In 2000, the trustees of the California Public Employees’ Retirement System, or CalPERS, overhauled their investment policy, adding a dramatic new element called “socially responsible investing.”

Under the new system, investments in the less developed world would no longer be guided simply by the promise of profit by companies and products but would also have to meet certain specific “ethical” criteria to ensure that California was not exploiting workers in “emerging market” countries. The new system was hailed as “a major force for human rights and democracy around the world.”

But today, the CalPERS experiment looks a lot less promising. Its investments have underperformed a broader index of emerging-market investments by three percentage points. It also has become clear that the CalPERS policy is counterproductive, all but ruling out investment in the poorest countries, those that most need it.

Because the rules are convoluted and obscure, the trustees have been tying themselves in knots to justify their investment policies in poor countries.


At issue is the approximately $1.8 billion -- a little more than 1% of CalPERS’ total assets -- that is invested in emerging markets. For the new program, CalPERS developed criteria to declare whole countries -- rather than individual firms -- “permissible” or “nonpermissible” for inclusion in its portfolio.

Investment advisors came up with a numerical scoring system that rates countries on their political stability, transparency and productive labor practices and their financial markets on liquidity and volatility, regulation and legal protections, capital market openness and settlement and transaction costs.

This all seems objective. Yet in practice, the policy favors the relatively rich and small developing nations. Very poor nations score too low and are denied CalPERS’ investment because their civil service and labor practices are inferior to those of richer nations. In other words, the poor are penalized for their poverty.

In fact, the trustees could replace their high-tech scoring system with one simple rule -- “invest only in emerging countries with per capita income above $7,000 (corrected for purchasing power) and fewer than 100 million inhabitants” -- and come up with nearly identical lists of permissible and nonpermissible nations. Under the current system, the majority of permissible countries -- Argentina, Chile, Czech Republic, Hungary, Israel, Mexico, Poland, Korea, Taiwan, Turkey and South Africa -- are small and relatively well-off. Most of the nonpermissible countries are large, poor or both: China, Egypt, India, Indonesia, Morocco, Pakistan, Russia, Sri Lanka, Thailand and Venezuela.


The only exceptions to the rule are Jordan and Peru, which are “permissible” despite having low income, Malaysia, which is “nonpermissible” although it’s small and well-off, and Brazil, “permissible” despite being big and relatively well-off.

The average income (weighted by population) in all permissible countries is $9,150; the average in all nonpermissible countries is $3,550. More than 80% of the population of emerging-market countries is off-limits to CalPERS’ investment.

The unfairness of CalPERS’ ethical criteria is underlined when one looks closely at the ratings.
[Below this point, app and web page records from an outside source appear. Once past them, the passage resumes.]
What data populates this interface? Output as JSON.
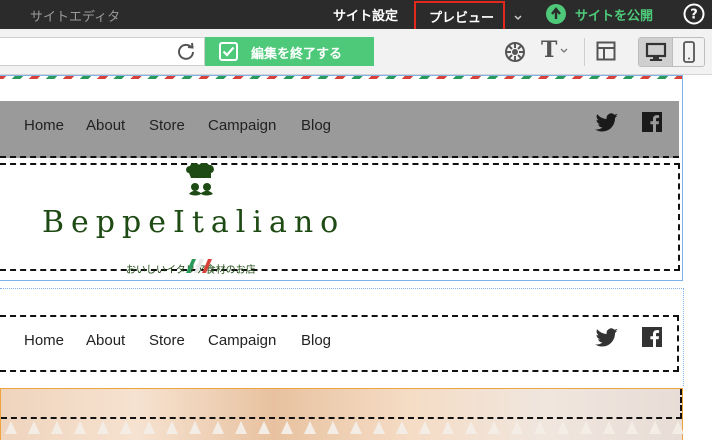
{
  "topbar": {
    "app_title": "サイトエディタ",
    "site_settings": "サイト設定",
    "preview": "プレビュー",
    "publish": "サイトを公開",
    "help": "?"
  },
  "toolbar": {
    "finish_edit": "編集を終了する",
    "font_menu_label": "T",
    "colors": {
      "accent": "#4ec97a",
      "highlight": "#e0291c"
    }
  },
  "site": {
    "nav": [
      "Home",
      "About",
      "Store",
      "Campaign",
      "Blog"
    ],
    "logo_text": "BeppeItaliano",
    "tagline": "おいしいイタリア食材のお店"
  }
}
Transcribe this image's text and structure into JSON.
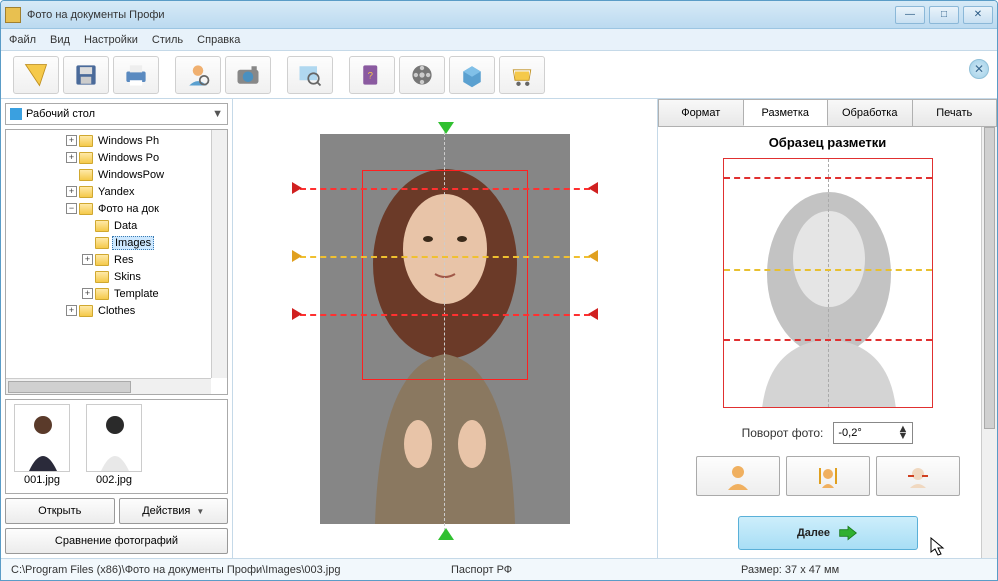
{
  "title": "Фото на документы Профи",
  "menu": {
    "file": "Файл",
    "view": "Вид",
    "settings": "Настройки",
    "style": "Стиль",
    "help": "Справка"
  },
  "folderSelect": "Рабочий стол",
  "tree": {
    "items": [
      {
        "indent": 60,
        "exp": "+",
        "label": "Windows Ph"
      },
      {
        "indent": 60,
        "exp": "+",
        "label": "Windows Po"
      },
      {
        "indent": 60,
        "exp": "",
        "label": "WindowsPow"
      },
      {
        "indent": 60,
        "exp": "+",
        "label": "Yandex"
      },
      {
        "indent": 60,
        "exp": "−",
        "label": "Фото на док"
      },
      {
        "indent": 76,
        "exp": "",
        "label": "Data"
      },
      {
        "indent": 76,
        "exp": "",
        "label": "Images",
        "selected": true
      },
      {
        "indent": 76,
        "exp": "+",
        "label": "Res"
      },
      {
        "indent": 76,
        "exp": "",
        "label": "Skins"
      },
      {
        "indent": 76,
        "exp": "+",
        "label": "Template"
      },
      {
        "indent": 60,
        "exp": "+",
        "label": "Clothes"
      }
    ]
  },
  "thumbs": {
    "items": [
      {
        "name": "001.jpg"
      },
      {
        "name": "002.jpg"
      }
    ]
  },
  "buttons": {
    "open": "Открыть",
    "actions": "Действия",
    "compare": "Сравнение фотографий"
  },
  "tabs": {
    "format": "Формат",
    "markup": "Разметка",
    "process": "Обработка",
    "print": "Печать"
  },
  "sample": {
    "title": "Образец разметки"
  },
  "rotate": {
    "label": "Поворот фото:",
    "value": "-0,2°"
  },
  "next": "Далее",
  "status": {
    "path": "C:\\Program Files (x86)\\Фото на документы Профи\\Images\\003.jpg",
    "format": "Паспорт РФ",
    "size": "Размер: 37 x 47 мм"
  }
}
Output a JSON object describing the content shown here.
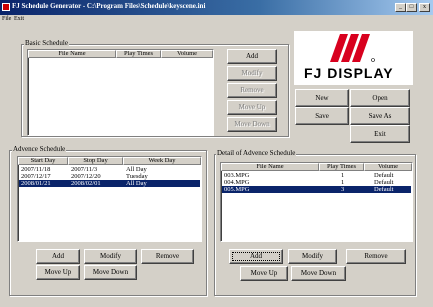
{
  "window": {
    "title": "FJ Schedule Generator - C:\\Program Files\\Schedule\\keyscene.ini"
  },
  "menu": [
    "File",
    "Exit"
  ],
  "basic": {
    "title": "Basic Schedule",
    "columns": [
      "File Name",
      "Play Times",
      "Volume"
    ],
    "buttons": {
      "add": "Add",
      "modify": "Modify",
      "remove": "Remove",
      "move_up": "Move Up",
      "move_down": "Move Down"
    }
  },
  "logo": {
    "text": "FJ DISPLAY",
    "brand_color": "#d8001e"
  },
  "file_buttons": {
    "new": "New",
    "open": "Open",
    "save": "Save",
    "save_as": "Save As",
    "exit": "Exit"
  },
  "advance": {
    "title": "Advence Schedule",
    "columns": [
      "Start Day",
      "Stop Day",
      "Week Day"
    ],
    "rows": [
      {
        "start": "2007/11/18",
        "stop": "2007/11/3",
        "week": "All Day"
      },
      {
        "start": "2007/12/17",
        "stop": "2007/12/20",
        "week": "Tuesday"
      },
      {
        "start": "2008/01/21",
        "stop": "2008/02/01",
        "week": "All Day"
      }
    ],
    "selected_row": 2,
    "buttons": {
      "add": "Add",
      "modify": "Modify",
      "remove": "Remove",
      "move_up": "Move Up",
      "move_down": "Move Down"
    }
  },
  "detail": {
    "title": "Detail of Advence Schedule",
    "columns": [
      "File Name",
      "Play Times",
      "Volume"
    ],
    "rows": [
      {
        "file": "003.MPG",
        "times": "1",
        "volume": "Default"
      },
      {
        "file": "004.MPG",
        "times": "1",
        "volume": "Default"
      },
      {
        "file": "005.MPG",
        "times": "3",
        "volume": "Default"
      }
    ],
    "selected_row": 2,
    "buttons": {
      "add": "Add",
      "modify": "Modify",
      "remove": "Remove",
      "move_up": "Move Up",
      "move_down": "Move Down"
    }
  }
}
Are Peru and Jordan really better governed than India? They look like the token charity cases invited to the ball.

The problems with ethical investing do not mean that the whole idea should be thrown out. After all, there are truly despicable countries and firms.


One modification to ethical investment practices might be to turn the process around. Every country would be assumed permissible unless it egregiously violated human rights.

Economic development fueled by productive investment is what improves wages and working conditions. If ethical investing systematically denies low-wage nations access to foreign capital, it will only slow down the progress it seeks.

Bernard Wasow is a senior fellow at the Century Foundation in Washington.